- Your objective:
Scan the lines below for the string "this" and copy every one that has it.

Segment Open

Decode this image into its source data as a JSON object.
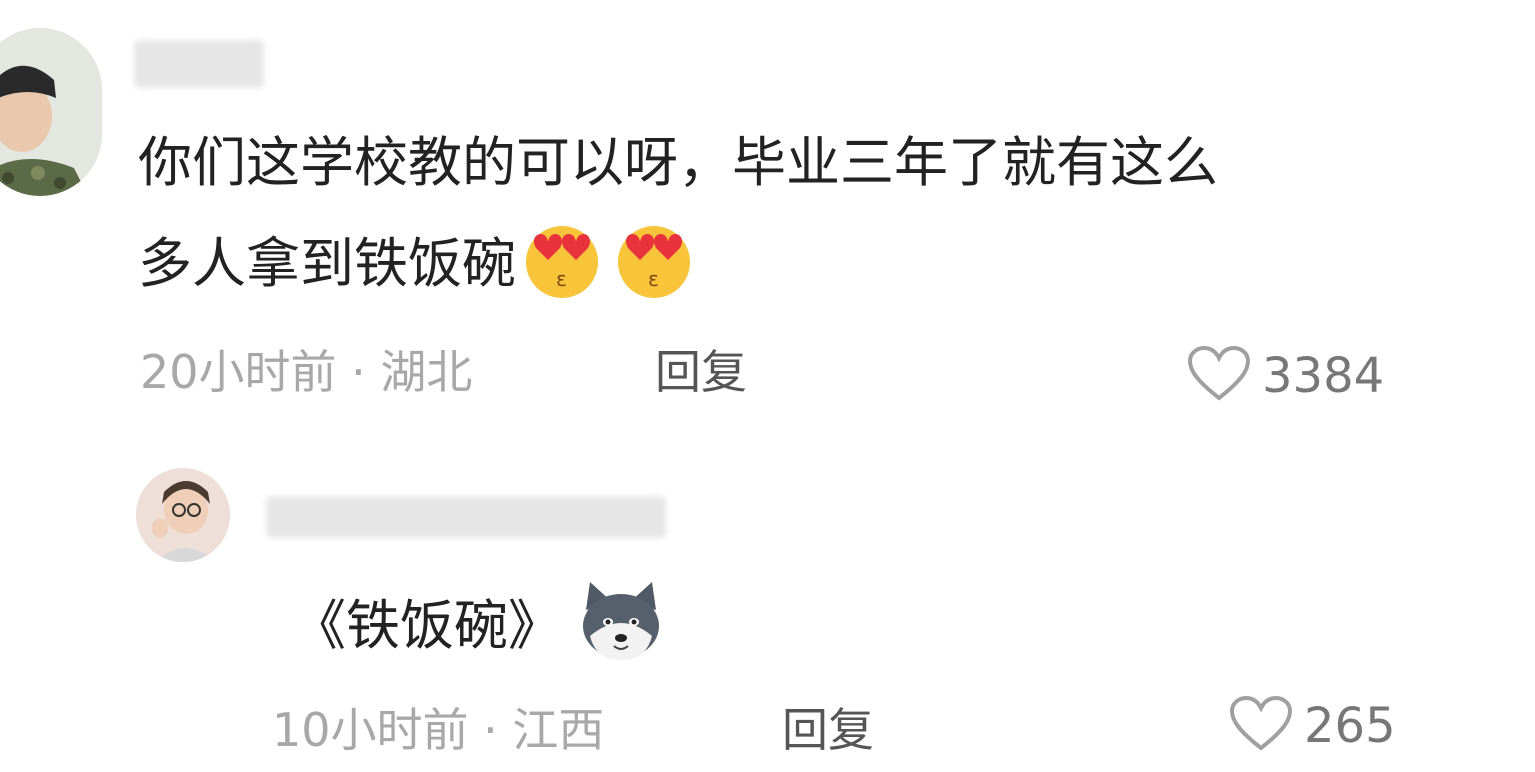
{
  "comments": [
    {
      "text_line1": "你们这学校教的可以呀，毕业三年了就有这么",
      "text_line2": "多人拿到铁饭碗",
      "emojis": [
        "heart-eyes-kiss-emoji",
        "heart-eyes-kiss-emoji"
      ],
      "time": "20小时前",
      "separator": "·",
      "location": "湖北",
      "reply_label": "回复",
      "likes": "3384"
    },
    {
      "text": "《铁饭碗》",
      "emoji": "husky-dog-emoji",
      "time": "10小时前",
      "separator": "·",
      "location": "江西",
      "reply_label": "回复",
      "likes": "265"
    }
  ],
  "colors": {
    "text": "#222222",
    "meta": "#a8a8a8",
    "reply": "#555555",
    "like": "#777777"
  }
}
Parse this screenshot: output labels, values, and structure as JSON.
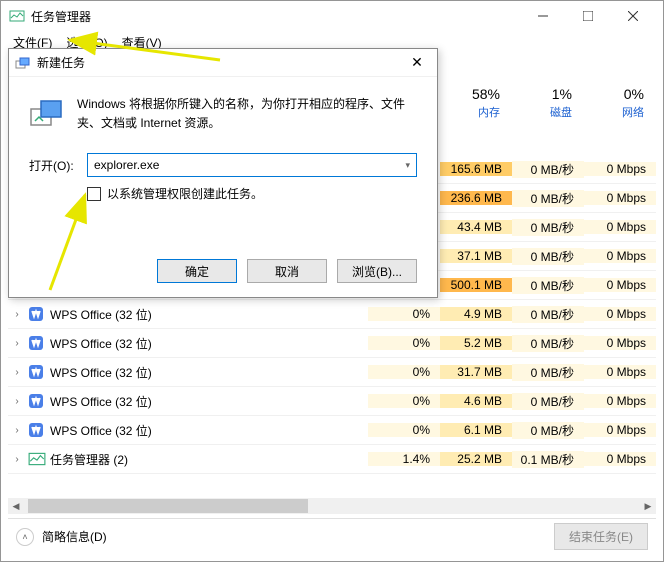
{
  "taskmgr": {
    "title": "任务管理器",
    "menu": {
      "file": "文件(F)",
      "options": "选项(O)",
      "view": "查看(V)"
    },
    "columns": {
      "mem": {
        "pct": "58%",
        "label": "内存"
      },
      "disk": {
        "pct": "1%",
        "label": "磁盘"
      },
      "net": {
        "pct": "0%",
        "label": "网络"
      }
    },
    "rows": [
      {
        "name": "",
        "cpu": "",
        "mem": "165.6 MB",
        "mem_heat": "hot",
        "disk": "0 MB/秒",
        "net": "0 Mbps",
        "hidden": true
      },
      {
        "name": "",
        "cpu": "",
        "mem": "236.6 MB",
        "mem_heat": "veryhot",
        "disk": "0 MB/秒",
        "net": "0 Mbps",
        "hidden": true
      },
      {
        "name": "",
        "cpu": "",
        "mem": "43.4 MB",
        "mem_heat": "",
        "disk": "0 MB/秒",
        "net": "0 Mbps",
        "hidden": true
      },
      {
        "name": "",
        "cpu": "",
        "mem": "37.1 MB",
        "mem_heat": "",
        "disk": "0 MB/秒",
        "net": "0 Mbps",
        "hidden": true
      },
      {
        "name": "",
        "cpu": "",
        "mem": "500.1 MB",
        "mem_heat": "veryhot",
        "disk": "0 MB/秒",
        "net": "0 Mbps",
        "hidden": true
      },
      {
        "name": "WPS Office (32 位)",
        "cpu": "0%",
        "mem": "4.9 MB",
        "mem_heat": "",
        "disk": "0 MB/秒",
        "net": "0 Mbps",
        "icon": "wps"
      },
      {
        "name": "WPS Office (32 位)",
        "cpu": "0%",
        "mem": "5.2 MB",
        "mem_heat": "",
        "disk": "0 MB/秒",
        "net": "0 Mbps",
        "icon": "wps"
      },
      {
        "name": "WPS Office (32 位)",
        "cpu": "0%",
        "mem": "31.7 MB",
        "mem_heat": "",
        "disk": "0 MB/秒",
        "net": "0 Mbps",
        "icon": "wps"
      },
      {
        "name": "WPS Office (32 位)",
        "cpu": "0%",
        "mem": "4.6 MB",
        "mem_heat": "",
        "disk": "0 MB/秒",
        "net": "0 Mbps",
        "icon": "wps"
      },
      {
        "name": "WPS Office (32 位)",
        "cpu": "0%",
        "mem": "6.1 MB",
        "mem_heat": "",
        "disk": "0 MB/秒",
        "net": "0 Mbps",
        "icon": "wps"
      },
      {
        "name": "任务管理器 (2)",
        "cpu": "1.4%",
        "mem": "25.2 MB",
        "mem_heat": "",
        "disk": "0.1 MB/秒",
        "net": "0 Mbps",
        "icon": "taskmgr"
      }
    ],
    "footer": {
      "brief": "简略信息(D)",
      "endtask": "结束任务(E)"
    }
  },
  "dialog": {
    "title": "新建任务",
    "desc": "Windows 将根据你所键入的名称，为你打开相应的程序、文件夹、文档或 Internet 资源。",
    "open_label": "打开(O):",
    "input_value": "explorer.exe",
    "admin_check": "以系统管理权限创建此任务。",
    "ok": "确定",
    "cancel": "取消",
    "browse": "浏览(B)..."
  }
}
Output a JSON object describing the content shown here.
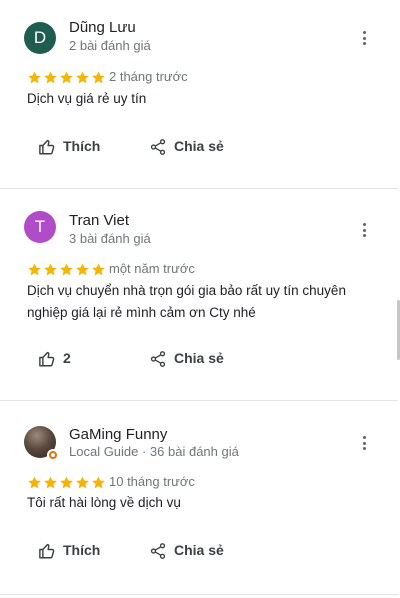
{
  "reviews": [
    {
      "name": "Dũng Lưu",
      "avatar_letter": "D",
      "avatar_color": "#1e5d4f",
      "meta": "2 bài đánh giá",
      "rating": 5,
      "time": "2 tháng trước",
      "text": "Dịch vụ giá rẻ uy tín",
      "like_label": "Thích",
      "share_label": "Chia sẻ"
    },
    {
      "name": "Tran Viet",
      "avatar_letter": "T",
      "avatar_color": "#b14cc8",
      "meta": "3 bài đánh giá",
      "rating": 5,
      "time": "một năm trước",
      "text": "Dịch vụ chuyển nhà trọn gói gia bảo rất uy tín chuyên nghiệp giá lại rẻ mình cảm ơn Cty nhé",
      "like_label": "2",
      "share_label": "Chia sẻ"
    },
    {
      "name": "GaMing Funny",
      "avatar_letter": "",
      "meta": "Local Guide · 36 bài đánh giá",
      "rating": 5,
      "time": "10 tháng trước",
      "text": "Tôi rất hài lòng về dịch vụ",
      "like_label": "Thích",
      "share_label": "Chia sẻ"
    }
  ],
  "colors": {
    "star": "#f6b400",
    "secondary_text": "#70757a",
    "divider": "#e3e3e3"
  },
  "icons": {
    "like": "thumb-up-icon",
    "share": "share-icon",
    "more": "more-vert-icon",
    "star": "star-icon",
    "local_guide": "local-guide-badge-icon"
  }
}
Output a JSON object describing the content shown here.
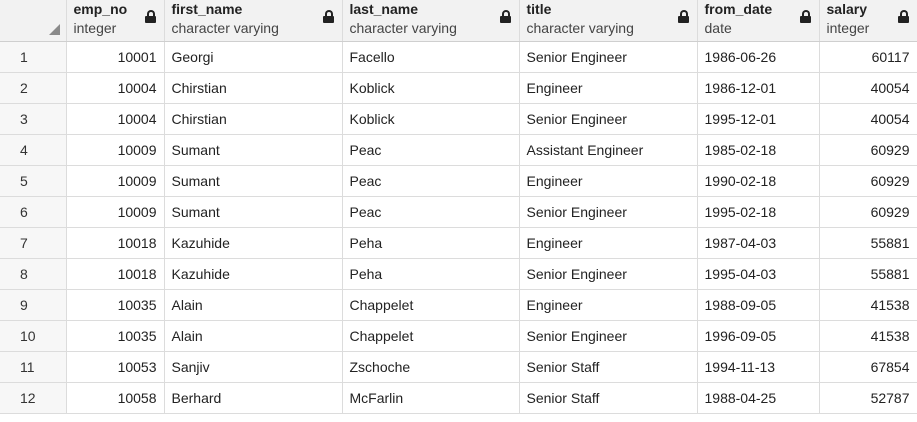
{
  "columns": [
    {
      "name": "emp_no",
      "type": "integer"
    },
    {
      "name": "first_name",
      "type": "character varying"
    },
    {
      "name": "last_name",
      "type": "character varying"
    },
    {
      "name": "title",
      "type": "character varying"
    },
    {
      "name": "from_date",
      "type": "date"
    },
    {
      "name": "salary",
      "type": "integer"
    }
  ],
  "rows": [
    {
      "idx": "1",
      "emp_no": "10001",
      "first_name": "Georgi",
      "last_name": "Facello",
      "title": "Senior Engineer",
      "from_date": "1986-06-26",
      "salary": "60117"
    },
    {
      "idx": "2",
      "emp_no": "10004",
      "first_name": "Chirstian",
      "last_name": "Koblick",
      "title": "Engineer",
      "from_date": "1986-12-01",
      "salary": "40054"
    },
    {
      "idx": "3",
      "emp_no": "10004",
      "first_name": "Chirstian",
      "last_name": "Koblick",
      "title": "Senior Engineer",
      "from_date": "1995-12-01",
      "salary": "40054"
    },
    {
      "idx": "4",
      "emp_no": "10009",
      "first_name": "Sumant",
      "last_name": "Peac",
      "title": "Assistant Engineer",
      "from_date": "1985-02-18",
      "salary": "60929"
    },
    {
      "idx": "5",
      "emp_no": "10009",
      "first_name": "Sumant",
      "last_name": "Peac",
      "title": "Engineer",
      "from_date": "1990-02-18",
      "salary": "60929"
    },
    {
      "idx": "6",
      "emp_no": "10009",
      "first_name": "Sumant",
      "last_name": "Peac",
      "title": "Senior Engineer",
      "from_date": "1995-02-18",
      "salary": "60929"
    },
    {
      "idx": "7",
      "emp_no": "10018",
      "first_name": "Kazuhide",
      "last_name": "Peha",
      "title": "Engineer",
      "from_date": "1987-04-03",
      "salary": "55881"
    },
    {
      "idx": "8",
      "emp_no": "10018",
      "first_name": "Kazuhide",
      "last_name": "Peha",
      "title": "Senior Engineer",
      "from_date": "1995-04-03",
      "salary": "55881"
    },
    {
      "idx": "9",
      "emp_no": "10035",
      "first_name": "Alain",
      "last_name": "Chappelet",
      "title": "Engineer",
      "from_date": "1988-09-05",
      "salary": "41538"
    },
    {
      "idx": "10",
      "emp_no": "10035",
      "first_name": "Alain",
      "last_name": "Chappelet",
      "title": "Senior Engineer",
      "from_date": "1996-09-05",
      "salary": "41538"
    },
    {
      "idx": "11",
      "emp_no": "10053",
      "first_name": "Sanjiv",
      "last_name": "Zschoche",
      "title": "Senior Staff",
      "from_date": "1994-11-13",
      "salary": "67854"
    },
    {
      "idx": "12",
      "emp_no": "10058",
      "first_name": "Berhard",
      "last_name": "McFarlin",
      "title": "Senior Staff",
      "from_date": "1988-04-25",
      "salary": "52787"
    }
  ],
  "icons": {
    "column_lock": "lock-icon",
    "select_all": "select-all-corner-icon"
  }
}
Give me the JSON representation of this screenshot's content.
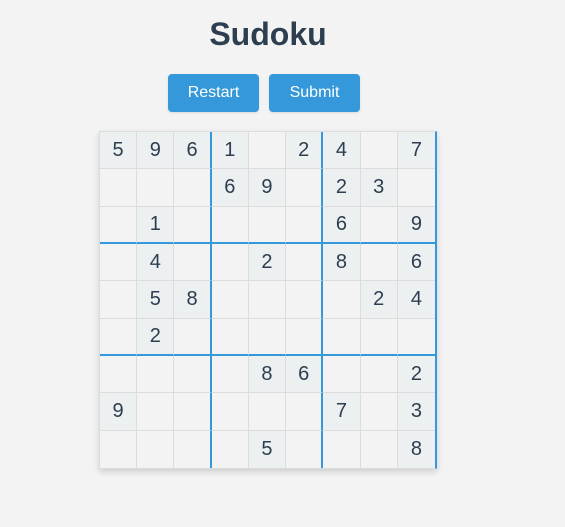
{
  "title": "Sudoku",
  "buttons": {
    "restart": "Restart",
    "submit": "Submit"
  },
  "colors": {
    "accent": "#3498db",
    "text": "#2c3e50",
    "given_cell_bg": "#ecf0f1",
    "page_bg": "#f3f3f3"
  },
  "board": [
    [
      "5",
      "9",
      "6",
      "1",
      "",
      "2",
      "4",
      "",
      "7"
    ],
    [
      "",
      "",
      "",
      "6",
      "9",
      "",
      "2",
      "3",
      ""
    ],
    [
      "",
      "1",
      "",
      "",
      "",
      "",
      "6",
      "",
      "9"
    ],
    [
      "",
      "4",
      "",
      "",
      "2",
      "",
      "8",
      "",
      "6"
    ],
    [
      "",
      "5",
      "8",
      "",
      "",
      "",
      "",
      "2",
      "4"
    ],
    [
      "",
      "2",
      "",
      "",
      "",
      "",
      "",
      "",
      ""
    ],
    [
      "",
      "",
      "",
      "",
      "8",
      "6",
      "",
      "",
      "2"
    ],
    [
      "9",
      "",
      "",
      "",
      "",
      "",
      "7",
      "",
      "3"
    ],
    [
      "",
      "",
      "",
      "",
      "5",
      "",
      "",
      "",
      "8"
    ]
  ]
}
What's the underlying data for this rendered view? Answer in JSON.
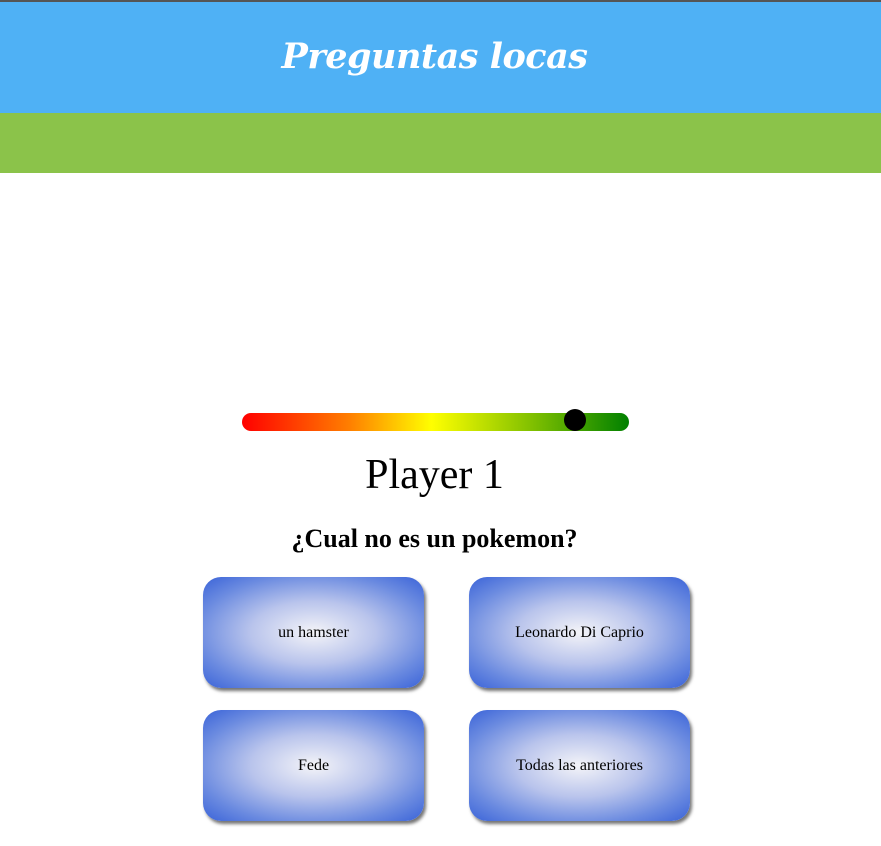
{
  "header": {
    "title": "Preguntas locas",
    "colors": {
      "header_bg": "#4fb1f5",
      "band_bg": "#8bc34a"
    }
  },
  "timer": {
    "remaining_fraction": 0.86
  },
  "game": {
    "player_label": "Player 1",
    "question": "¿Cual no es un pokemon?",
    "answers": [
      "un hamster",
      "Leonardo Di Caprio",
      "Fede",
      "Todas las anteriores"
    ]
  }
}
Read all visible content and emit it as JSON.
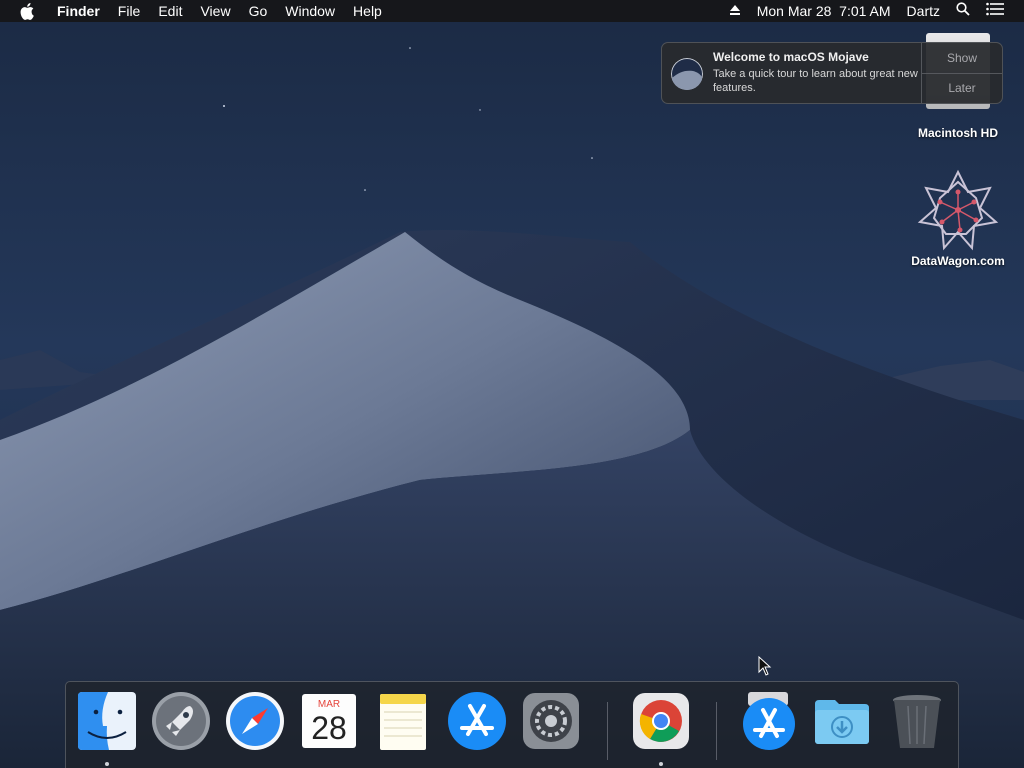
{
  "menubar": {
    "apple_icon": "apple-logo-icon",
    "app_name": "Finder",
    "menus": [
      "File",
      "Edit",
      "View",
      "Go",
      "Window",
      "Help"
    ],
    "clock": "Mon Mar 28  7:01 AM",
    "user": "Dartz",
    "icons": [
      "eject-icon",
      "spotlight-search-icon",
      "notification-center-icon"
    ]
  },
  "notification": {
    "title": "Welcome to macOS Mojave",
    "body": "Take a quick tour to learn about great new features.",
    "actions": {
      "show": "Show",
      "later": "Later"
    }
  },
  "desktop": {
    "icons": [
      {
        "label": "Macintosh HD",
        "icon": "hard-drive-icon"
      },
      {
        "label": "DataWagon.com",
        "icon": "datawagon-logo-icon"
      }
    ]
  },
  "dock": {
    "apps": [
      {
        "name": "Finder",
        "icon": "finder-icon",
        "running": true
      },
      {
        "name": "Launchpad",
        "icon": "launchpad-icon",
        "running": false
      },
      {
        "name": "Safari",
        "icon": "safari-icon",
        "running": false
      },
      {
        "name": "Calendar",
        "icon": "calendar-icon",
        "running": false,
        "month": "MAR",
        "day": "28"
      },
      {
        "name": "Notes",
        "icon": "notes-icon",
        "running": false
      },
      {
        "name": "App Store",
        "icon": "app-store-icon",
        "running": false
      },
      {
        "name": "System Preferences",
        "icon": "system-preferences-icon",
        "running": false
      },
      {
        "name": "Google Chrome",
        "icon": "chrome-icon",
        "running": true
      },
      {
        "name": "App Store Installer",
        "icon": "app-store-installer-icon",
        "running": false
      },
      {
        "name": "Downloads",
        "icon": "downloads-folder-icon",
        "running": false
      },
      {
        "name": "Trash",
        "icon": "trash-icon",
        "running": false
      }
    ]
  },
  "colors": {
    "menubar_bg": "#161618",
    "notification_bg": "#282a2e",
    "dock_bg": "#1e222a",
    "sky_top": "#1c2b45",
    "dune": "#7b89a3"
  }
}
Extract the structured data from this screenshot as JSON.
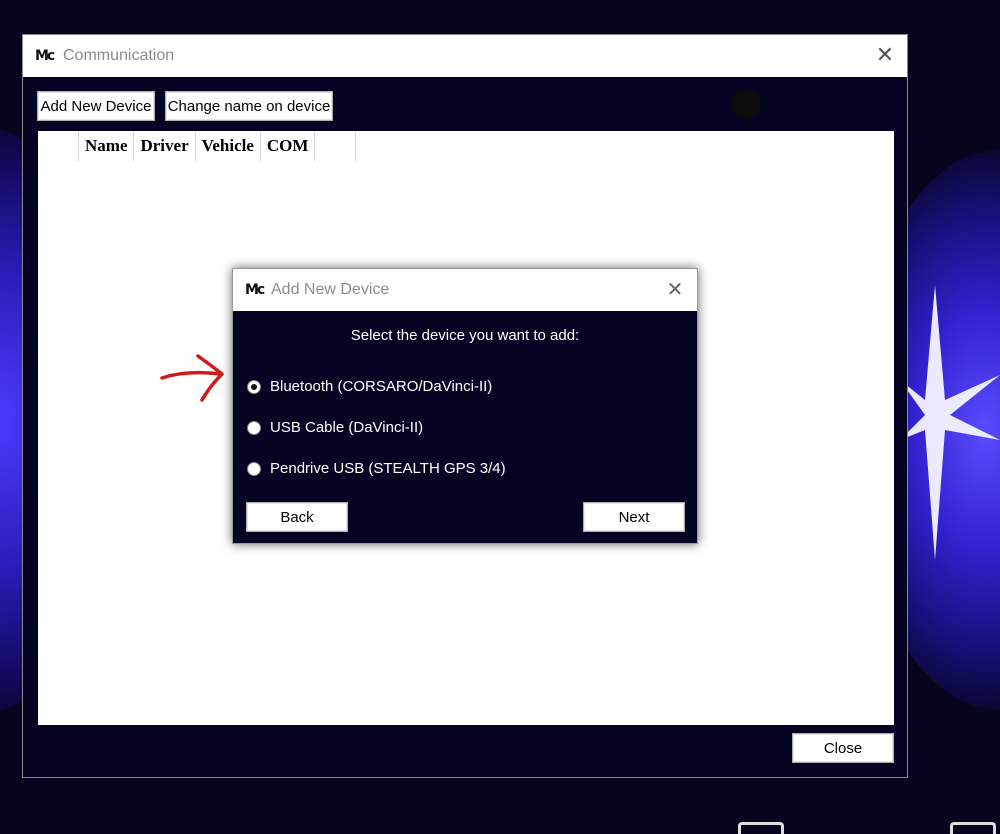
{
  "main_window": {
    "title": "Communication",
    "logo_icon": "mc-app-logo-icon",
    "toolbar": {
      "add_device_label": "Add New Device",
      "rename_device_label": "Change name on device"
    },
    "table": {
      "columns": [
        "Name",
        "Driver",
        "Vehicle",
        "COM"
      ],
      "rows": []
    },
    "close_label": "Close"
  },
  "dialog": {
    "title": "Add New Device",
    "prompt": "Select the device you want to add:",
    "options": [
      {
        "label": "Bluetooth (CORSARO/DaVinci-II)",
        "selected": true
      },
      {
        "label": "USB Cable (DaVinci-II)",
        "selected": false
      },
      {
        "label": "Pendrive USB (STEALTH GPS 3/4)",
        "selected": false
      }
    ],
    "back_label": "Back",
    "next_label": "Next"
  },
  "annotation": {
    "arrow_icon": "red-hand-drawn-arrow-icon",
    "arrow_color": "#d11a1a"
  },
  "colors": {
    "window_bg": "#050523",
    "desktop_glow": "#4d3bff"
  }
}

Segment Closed

- Answer box:
Decode this image into its source data as a JSON object.
Parse this screenshot: output labels, values, and structure as JSON.
Give me the JSON representation of this screenshot's content.
What's the underlying data for this rendered view? Answer in JSON.
Extract the structured data from this screenshot as JSON.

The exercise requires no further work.